▶ [Extracted information]
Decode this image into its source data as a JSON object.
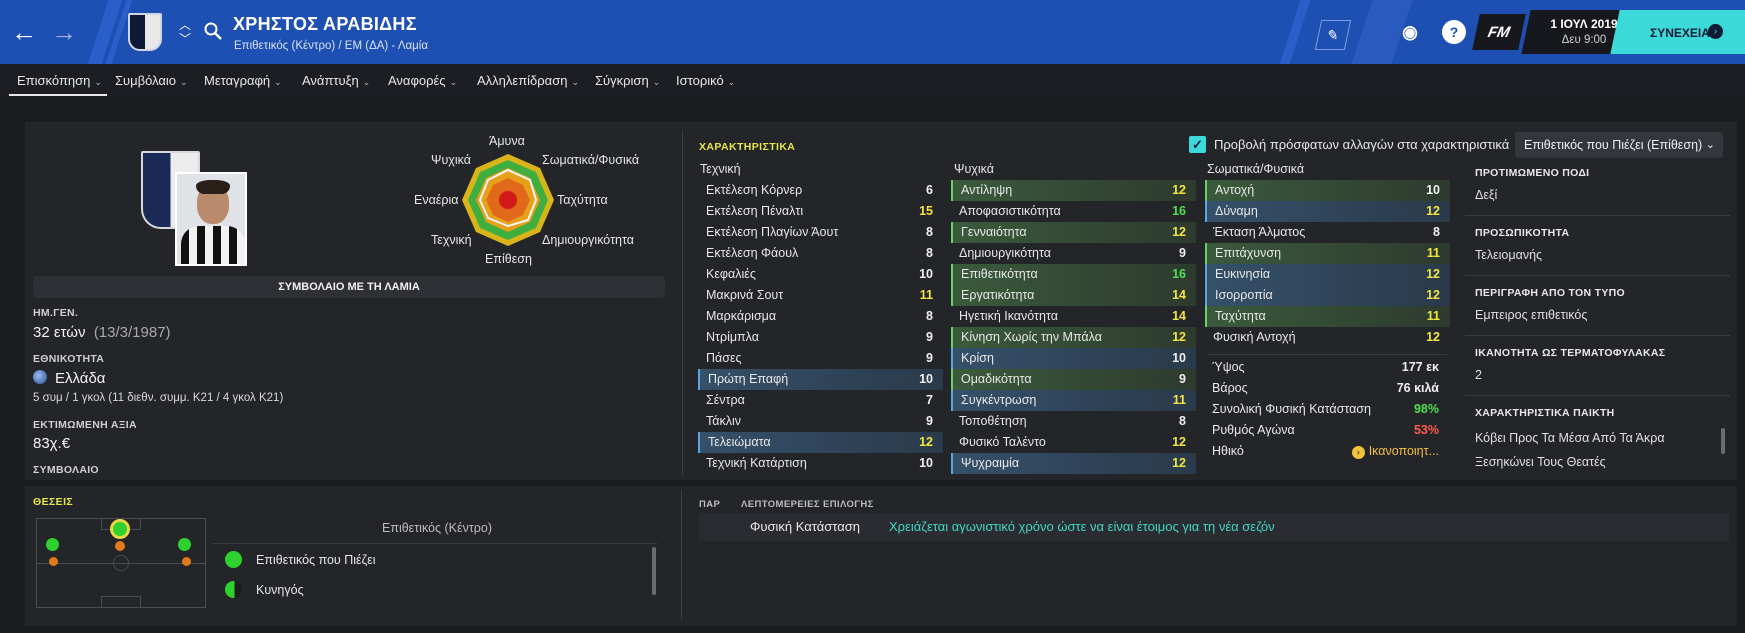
{
  "header": {
    "player_name": "ΧΡΗΣΤΟΣ ΑΡΑΒΙΔΗΣ",
    "player_subtitle": "Επιθετικός (Κέντρο) / ΕΜ (ΔΑ) - Λαμία",
    "date": "1 ΙΟΥΛ 2019",
    "day_time": "Δευ 9:00",
    "continue_label": "ΣΥΝΕΧΕΙΑ",
    "fm_logo": "FM",
    "colors": {
      "header_bg": "#1e4fb2",
      "accent": "#3bd9d9"
    },
    "icons": [
      "back-arrow-icon",
      "forward-arrow-icon",
      "club-badge-icon",
      "updown-chevron-icon",
      "search-icon",
      "edit-icon",
      "world-icon",
      "help-icon"
    ]
  },
  "tabs": [
    {
      "label": "Επισκόπηση"
    },
    {
      "label": "Συμβόλαιο"
    },
    {
      "label": "Μεταγραφή"
    },
    {
      "label": "Ανάπτυξη"
    },
    {
      "label": "Αναφορές"
    },
    {
      "label": "Αλληλεπίδραση"
    },
    {
      "label": "Σύγκριση"
    },
    {
      "label": "Ιστορικό"
    }
  ],
  "profile": {
    "contract": "ΣΥΜΒΟΛΑΙΟ ΜΕ ΤΗ ΛΑΜΙΑ",
    "dob_label": "ΗΜ.ΓΕΝ.",
    "age": "32 ετών",
    "dob": "(13/3/1987)",
    "nationality_label": "ΕΘΝΙΚΟΤΗΤΑ",
    "nationality": "Ελλάδα",
    "caps": "5 συμ / 1 γκολ (11 διεθν. συμμ. Κ21 / 4 γκολ Κ21)",
    "value_label": "ΕΚΤΙΜΩΜΕΝΗ ΑΞΙΑ",
    "value": "83χ.€",
    "contract_label": "ΣΥΜΒΟΛΑΙΟ"
  },
  "radar": {
    "labels": {
      "defense": "Άμυνα",
      "physical": "Σωματικά/Φυσικά",
      "speed": "Ταχύτητα",
      "creativity": "Δημιουργικότητα",
      "attack": "Επίθεση",
      "technique": "Τεχνική",
      "aerial": "Εναέρια",
      "mental": "Ψυχικά"
    }
  },
  "attributes": {
    "title": "ΧΑΡΑΚΤΗΡΙΣΤΙΚΑ",
    "show_changes_label": "Προβολή πρόσφατων αλλαγών στα χαρακτηριστικά",
    "role_dropdown": "Επιθετικός που Πιέζει (Επίθεση)",
    "technical_title": "Τεχνική",
    "mental_title": "Ψυχικά",
    "physical_title": "Σωματικά/Φυσικά",
    "technical": [
      {
        "name": "Εκτέλεση Κόρνερ",
        "value": "6",
        "hl": ""
      },
      {
        "name": "Εκτέλεση Πέναλτι",
        "value": "15",
        "hl": ""
      },
      {
        "name": "Εκτέλεση Πλαγίων Άουτ",
        "value": "8",
        "hl": ""
      },
      {
        "name": "Εκτέλεση Φάουλ",
        "value": "8",
        "hl": ""
      },
      {
        "name": "Κεφαλιές",
        "value": "10",
        "hl": ""
      },
      {
        "name": "Μακρινά Σουτ",
        "value": "11",
        "hl": ""
      },
      {
        "name": "Μαρκάρισμα",
        "value": "8",
        "hl": ""
      },
      {
        "name": "Ντρίμπλα",
        "value": "9",
        "hl": ""
      },
      {
        "name": "Πάσες",
        "value": "9",
        "hl": ""
      },
      {
        "name": "Πρώτη Επαφή",
        "value": "10",
        "hl": "blue"
      },
      {
        "name": "Σέντρα",
        "value": "7",
        "hl": ""
      },
      {
        "name": "Τάκλιν",
        "value": "9",
        "hl": ""
      },
      {
        "name": "Τελειώματα",
        "value": "12",
        "hl": "blue"
      },
      {
        "name": "Τεχνική Κατάρτιση",
        "value": "10",
        "hl": ""
      }
    ],
    "mental": [
      {
        "name": "Αντίληψη",
        "value": "12",
        "hl": "green"
      },
      {
        "name": "Αποφασιστικότητα",
        "value": "16",
        "hl": ""
      },
      {
        "name": "Γενναιότητα",
        "value": "12",
        "hl": "green"
      },
      {
        "name": "Δημιουργικότητα",
        "value": "9",
        "hl": ""
      },
      {
        "name": "Επιθετικότητα",
        "value": "16",
        "hl": "green"
      },
      {
        "name": "Εργατικότητα",
        "value": "14",
        "hl": "green"
      },
      {
        "name": "Ηγετική Ικανότητα",
        "value": "14",
        "hl": ""
      },
      {
        "name": "Κίνηση Χωρίς την Μπάλα",
        "value": "12",
        "hl": "green"
      },
      {
        "name": "Κρίση",
        "value": "10",
        "hl": "blue"
      },
      {
        "name": "Ομαδικότητα",
        "value": "9",
        "hl": "green"
      },
      {
        "name": "Συγκέντρωση",
        "value": "11",
        "hl": "blue"
      },
      {
        "name": "Τοποθέτηση",
        "value": "8",
        "hl": ""
      },
      {
        "name": "Φυσικό Ταλέντο",
        "value": "12",
        "hl": ""
      },
      {
        "name": "Ψυχραιμία",
        "value": "12",
        "hl": "blue"
      }
    ],
    "physical": [
      {
        "name": "Αντοχή",
        "value": "10",
        "hl": "green"
      },
      {
        "name": "Δύναμη",
        "value": "12",
        "hl": "blue"
      },
      {
        "name": "Έκταση Άλματος",
        "value": "8",
        "hl": ""
      },
      {
        "name": "Επιτάχυνση",
        "value": "11",
        "hl": "green"
      },
      {
        "name": "Ευκινησία",
        "value": "12",
        "hl": "blue"
      },
      {
        "name": "Ισορροπία",
        "value": "12",
        "hl": "blue"
      },
      {
        "name": "Ταχύτητα",
        "value": "11",
        "hl": "green"
      },
      {
        "name": "Φυσική Αντοχή",
        "value": "12",
        "hl": ""
      }
    ]
  },
  "stats": {
    "height_label": "Ύψος",
    "height": "177 εκ",
    "weight_label": "Βάρος",
    "weight": "76 κιλά",
    "condition_label": "Συνολική Φυσική Κατάσταση",
    "condition": "98%",
    "sharpness_label": "Ρυθμός Αγώνα",
    "sharpness": "53%",
    "morale_label": "Ηθικό",
    "morale": "Ικανοποιητ..."
  },
  "info": {
    "foot_title": "ΠΡΟΤΙΜΩΜΕΝΟ ΠΟΔΙ",
    "foot": "Δεξί",
    "personality_title": "ΠΡΟΣΩΠΙΚΟΤΗΤΑ",
    "personality": "Τελειομανής",
    "media_title": "ΠΕΡΙΓΡΑΦΗ ΑΠΟ ΤΟΝ ΤΥΠΟ",
    "media": "Εμπειρος επιθετικός",
    "gk_title": "ΙΚΑΝΟΤΗΤΑ ΩΣ ΤΕΡΜΑΤΟΦΥΛΑΚΑΣ",
    "gk": "2",
    "traits_title": "ΧΑΡΑΚΤΗΡΙΣΤΙΚΑ ΠΑΙΚΤΗ",
    "trait1": "Κόβει Προς Τα Μέσα Από Τα Άκρα",
    "trait2": "Ξεσηκώνει Τους Θεατές"
  },
  "positions": {
    "title": "ΘΕΣΕΙΣ",
    "main_position": "Επιθετικός (Κέντρο)",
    "role1": "Επιθετικός που Πιέζει",
    "role2": "Κυνηγός"
  },
  "selection": {
    "par": "ΠΑΡ",
    "details_title": "ΛΕΠΤΟΜΕΡΕΙΕΣ ΕΠΙΛΟΓΗΣ",
    "key": "Φυσική Κατάσταση",
    "value": "Χρειάζεται αγωνιστικό χρόνο ώστε να είναι έτοιμος για τη νέα σεζόν"
  }
}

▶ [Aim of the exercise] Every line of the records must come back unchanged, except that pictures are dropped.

▶ [Task response]
Decode this image into its source data as a JSON object.
{
  "header": {
    "player_name": "ΧΡΗΣΤΟΣ ΑΡΑΒΙΔΗΣ",
    "player_subtitle": "Επιθετικός (Κέντρο) / ΕΜ (ΔΑ) - Λαμία",
    "date": "1 ΙΟΥΛ 2019",
    "day_time": "Δευ 9:00",
    "continue_label": "ΣΥΝΕΧΕΙΑ",
    "fm_logo": "FM",
    "colors": {
      "header_bg": "#1e4fb2",
      "accent": "#3bd9d9"
    },
    "icons": [
      "back-arrow-icon",
      "forward-arrow-icon",
      "club-badge-icon",
      "updown-chevron-icon",
      "search-icon",
      "edit-icon",
      "world-icon",
      "help-icon"
    ]
  },
  "tabs": [
    {
      "label": "Επισκόπηση"
    },
    {
      "label": "Συμβόλαιο"
    },
    {
      "label": "Μεταγραφή"
    },
    {
      "label": "Ανάπτυξη"
    },
    {
      "label": "Αναφορές"
    },
    {
      "label": "Αλληλεπίδραση"
    },
    {
      "label": "Σύγκριση"
    },
    {
      "label": "Ιστορικό"
    }
  ],
  "profile": {
    "contract": "ΣΥΜΒΟΛΑΙΟ ΜΕ ΤΗ ΛΑΜΙΑ",
    "dob_label": "ΗΜ.ΓΕΝ.",
    "age": "32 ετών",
    "dob": "(13/3/1987)",
    "nationality_label": "ΕΘΝΙΚΟΤΗΤΑ",
    "nationality": "Ελλάδα",
    "caps": "5 συμ / 1 γκολ (11 διεθν. συμμ. Κ21 / 4 γκολ Κ21)",
    "value_label": "ΕΚΤΙΜΩΜΕΝΗ ΑΞΙΑ",
    "value": "83χ.€",
    "contract_label": "ΣΥΜΒΟΛΑΙΟ"
  },
  "radar": {
    "labels": {
      "defense": "Άμυνα",
      "physical": "Σωματικά/Φυσικά",
      "speed": "Ταχύτητα",
      "creativity": "Δημιουργικότητα",
      "attack": "Επίθεση",
      "technique": "Τεχνική",
      "aerial": "Εναέρια",
      "mental": "Ψυχικά"
    }
  },
  "attributes": {
    "title": "ΧΑΡΑΚΤΗΡΙΣΤΙΚΑ",
    "show_changes_label": "Προβολή πρόσφατων αλλαγών στα χαρακτηριστικά",
    "role_dropdown": "Επιθετικός που Πιέζει (Επίθεση)",
    "technical_title": "Τεχνική",
    "mental_title": "Ψυχικά",
    "physical_title": "Σωματικά/Φυσικά",
    "technical": [
      {
        "name": "Εκτέλεση Κόρνερ",
        "value": "6",
        "hl": ""
      },
      {
        "name": "Εκτέλεση Πέναλτι",
        "value": "15",
        "hl": ""
      },
      {
        "name": "Εκτέλεση Πλαγίων Άουτ",
        "value": "8",
        "hl": ""
      },
      {
        "name": "Εκτέλεση Φάουλ",
        "value": "8",
        "hl": ""
      },
      {
        "name": "Κεφαλιές",
        "value": "10",
        "hl": ""
      },
      {
        "name": "Μακρινά Σουτ",
        "value": "11",
        "hl": ""
      },
      {
        "name": "Μαρκάρισμα",
        "value": "8",
        "hl": ""
      },
      {
        "name": "Ντρίμπλα",
        "value": "9",
        "hl": ""
      },
      {
        "name": "Πάσες",
        "value": "9",
        "hl": ""
      },
      {
        "name": "Πρώτη Επαφή",
        "value": "10",
        "hl": "blue"
      },
      {
        "name": "Σέντρα",
        "value": "7",
        "hl": ""
      },
      {
        "name": "Τάκλιν",
        "value": "9",
        "hl": ""
      },
      {
        "name": "Τελειώματα",
        "value": "12",
        "hl": "blue"
      },
      {
        "name": "Τεχνική Κατάρτιση",
        "value": "10",
        "hl": ""
      }
    ],
    "mental": [
      {
        "name": "Αντίληψη",
        "value": "12",
        "hl": "green"
      },
      {
        "name": "Αποφασιστικότητα",
        "value": "16",
        "hl": ""
      },
      {
        "name": "Γενναιότητα",
        "value": "12",
        "hl": "green"
      },
      {
        "name": "Δημιουργικότητα",
        "value": "9",
        "hl": ""
      },
      {
        "name": "Επιθετικότητα",
        "value": "16",
        "hl": "green"
      },
      {
        "name": "Εργατικότητα",
        "value": "14",
        "hl": "green"
      },
      {
        "name": "Ηγετική Ικανότητα",
        "value": "14",
        "hl": ""
      },
      {
        "name": "Κίνηση Χωρίς την Μπάλα",
        "value": "12",
        "hl": "green"
      },
      {
        "name": "Κρίση",
        "value": "10",
        "hl": "blue"
      },
      {
        "name": "Ομαδικότητα",
        "value": "9",
        "hl": "green"
      },
      {
        "name": "Συγκέντρωση",
        "value": "11",
        "hl": "blue"
      },
      {
        "name": "Τοποθέτηση",
        "value": "8",
        "hl": ""
      },
      {
        "name": "Φυσικό Ταλέντο",
        "value": "12",
        "hl": ""
      },
      {
        "name": "Ψυχραιμία",
        "value": "12",
        "hl": "blue"
      }
    ],
    "physical": [
      {
        "name": "Αντοχή",
        "value": "10",
        "hl": "green"
      },
      {
        "name": "Δύναμη",
        "value": "12",
        "hl": "blue"
      },
      {
        "name": "Έκταση Άλματος",
        "value": "8",
        "hl": ""
      },
      {
        "name": "Επιτάχυνση",
        "value": "11",
        "hl": "green"
      },
      {
        "name": "Ευκινησία",
        "value": "12",
        "hl": "blue"
      },
      {
        "name": "Ισορροπία",
        "value": "12",
        "hl": "blue"
      },
      {
        "name": "Ταχύτητα",
        "value": "11",
        "hl": "green"
      },
      {
        "name": "Φυσική Αντοχή",
        "value": "12",
        "hl": ""
      }
    ]
  },
  "stats": {
    "height_label": "Ύψος",
    "height": "177 εκ",
    "weight_label": "Βάρος",
    "weight": "76 κιλά",
    "condition_label": "Συνολική Φυσική Κατάσταση",
    "condition": "98%",
    "sharpness_label": "Ρυθμός Αγώνα",
    "sharpness": "53%",
    "morale_label": "Ηθικό",
    "morale": "Ικανοποιητ..."
  },
  "info": {
    "foot_title": "ΠΡΟΤΙΜΩΜΕΝΟ ΠΟΔΙ",
    "foot": "Δεξί",
    "personality_title": "ΠΡΟΣΩΠΙΚΟΤΗΤΑ",
    "personality": "Τελειομανής",
    "media_title": "ΠΕΡΙΓΡΑΦΗ ΑΠΟ ΤΟΝ ΤΥΠΟ",
    "media": "Εμπειρος επιθετικός",
    "gk_title": "ΙΚΑΝΟΤΗΤΑ ΩΣ ΤΕΡΜΑΤΟΦΥΛΑΚΑΣ",
    "gk": "2",
    "traits_title": "ΧΑΡΑΚΤΗΡΙΣΤΙΚΑ ΠΑΙΚΤΗ",
    "trait1": "Κόβει Προς Τα Μέσα Από Τα Άκρα",
    "trait2": "Ξεσηκώνει Τους Θεατές"
  },
  "positions": {
    "title": "ΘΕΣΕΙΣ",
    "main_position": "Επιθετικός (Κέντρο)",
    "role1": "Επιθετικός που Πιέζει",
    "role2": "Κυνηγός"
  },
  "selection": {
    "par": "ΠΑΡ",
    "details_title": "ΛΕΠΤΟΜΕΡΕΙΕΣ ΕΠΙΛΟΓΗΣ",
    "key": "Φυσική Κατάσταση",
    "value": "Χρειάζεται αγωνιστικό χρόνο ώστε να είναι έτοιμος για τη νέα σεζόν"
  }
}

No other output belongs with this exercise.